Posted By Fr. Bill on May 14, 2012
I remember years ago I began following the example of a priest I looked up to, by going to confession often. He told me he went for “absolution” every day, at the risk of pestering and annoying one of his Jesuit friends (he had few) to give him the ‘grace’ of the Sacrament, just so that he had it every day. Knowing him fairly well I suspected he was among that rare breed of person that didn’t really have much to confess, since he was living in a particular state of grace and was regularly attentive to his actions, thoughts, and words (He was a Jesuit also, old school). But he was gravely serious with me about how easy it would be to fall from the curb to the gutter; therefore, he confided to me with a smile, he knew he wanted to go every day for absolution just to be ‘safe’. And there was grace for his future too, he said…something he knew he couldn’t live without. He told me that there were popes who went daily and highly recommended this practice because it was spiritually not only wise for one with many grave responsibilities, but necessary.
Lesson: The closer we get to God, the more we need Him, and the more wary of ourselves we should be. It’s not that the closer we get to God, and the more spiritually advanced we become, the more like God we become and the less we “need” Him. It’s the opposite. To be near God, you will need the protection of God more and more…because you are not God. We are dependent.
I took this to heart and so I went often.

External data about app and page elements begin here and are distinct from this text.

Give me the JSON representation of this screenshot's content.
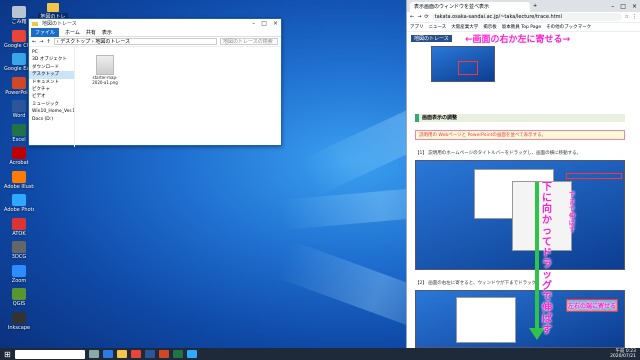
{
  "desktop": {
    "top_folder": "地図のトレース",
    "icons": [
      {
        "label": "ごみ箱",
        "color": "#b8c4d4"
      },
      {
        "label": "Google Chrome",
        "color": "#e9443a"
      },
      {
        "label": "Google Earth Pro",
        "color": "#3aa5e8"
      },
      {
        "label": "PowerPoint",
        "color": "#d24726"
      },
      {
        "label": "Word",
        "color": "#2b579a"
      },
      {
        "label": "Excel",
        "color": "#217346"
      },
      {
        "label": "Acrobat",
        "color": "#c00000"
      },
      {
        "label": "Adobe Illustrator",
        "color": "#ff7c00"
      },
      {
        "label": "Adobe Photoshop",
        "color": "#31a8ff"
      },
      {
        "label": "ATOK",
        "color": "#d33"
      },
      {
        "label": "3DCG",
        "color": "#666"
      },
      {
        "label": "Zoom",
        "color": "#2d8cff"
      },
      {
        "label": "QGIS",
        "color": "#589632"
      },
      {
        "label": "Inkscape",
        "color": "#333"
      }
    ]
  },
  "explorer": {
    "title": "地図のトレース",
    "ribbon": [
      "ファイル",
      "ホーム",
      "共有",
      "表示"
    ],
    "address": "› デスクトップ › 地図のトレース",
    "search_placeholder": "地図のトレースの検索",
    "nav": [
      "PC",
      "3D オブジェクト",
      "ダウンロード",
      "デスクトップ",
      "ドキュメント",
      "ピクチャ",
      "ビデオ",
      "ミュージック",
      "Win10_Home_Ver.1909 (C:)",
      "Docs (D:)"
    ],
    "nav_selected": 3,
    "file_name": "starter-map-2020-a1.png"
  },
  "browser": {
    "tab_title": "表示画面のウィンドウを並べ表示",
    "url": "takata.osaka-sandai.ac.jp/~taka/lecture/trace.html",
    "bookmarks": [
      "アプリ",
      "ニュース",
      "大阪産業大学",
      "掲示板",
      "坂本教員 Top Page",
      "その他のブックマーク"
    ],
    "page_title_small": "地図のトレース",
    "pink_top": "画面の右か左に寄せる",
    "arrow_right": "→",
    "arrow_left": "←",
    "section_heading": "画面表示の調整",
    "notice": "説明用の Webページと PowerPointの画面を並べて表示する。",
    "step1": "【1】 説明用のホームページのタイトルバーをドラッグし、画面の横に移動する。",
    "step2": "【2】 画面の右左に寄せると、ウィンドウが下までドラッグ…",
    "pink_vertical": "下に向かってドラッグで伸ばす",
    "pink_vertical_small": "下まで伸ばす",
    "pink_bottom": "左右の端に寄せる"
  },
  "taskbar": {
    "time": "午前 0:23",
    "date": "2020/07/21"
  }
}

I performed this regularly as an experiment to plumb the depths of the Sacrament, and to experience and explore the change in consciousness it afforded.
I found a church in town with a pretty solid and balanced older priest who took his vocation quite seriously, and thus had Adoration of the Blessed Sacrament every morning before Mass, and offered confession as well before these. So I’d try to make it up there as often as I could.
I did note right away a number of things. I developed a sensitivity to the reality of sin, including the dangers of venial sin. Going to confession frequently with the right intention helps one to appreciate the reality of sin, its true gravity and danger to the spiritual life even when venial; and also, along the way I developed a sensitivity towards the reality of sin in the lives of others: since I am a priest I should care about that.
But over time, it keyed me in to the reality of how varied people’s circumstances are in life, how the reality of sin affects them and how weaknesses and tests from God are as wide and varied as there are personalities. You can’t paint everyone with the same brush.
You need to be focused on the gravity of sin, but at the same time, you need to be able to be detached enough to understand the role of compassion and leaving judgment to God.
In other words, we can’t get soft towards the reality of sin, whether in ourselves or in others; yet being balanced before God leaves you with an awareness that as much as someone else’s sin repulses us, we could easily be right where they are if the circumstances were just right. No one should look down on anyone else…because we are all in the same boat. We need to see someone who is struggling with compassion, and we should pray for them to get stronger for the good in their lives with the help of their Lord.
Visiting the Sacrament frequently, with a good director working with you, will help you see this clearly and put you in a humble place.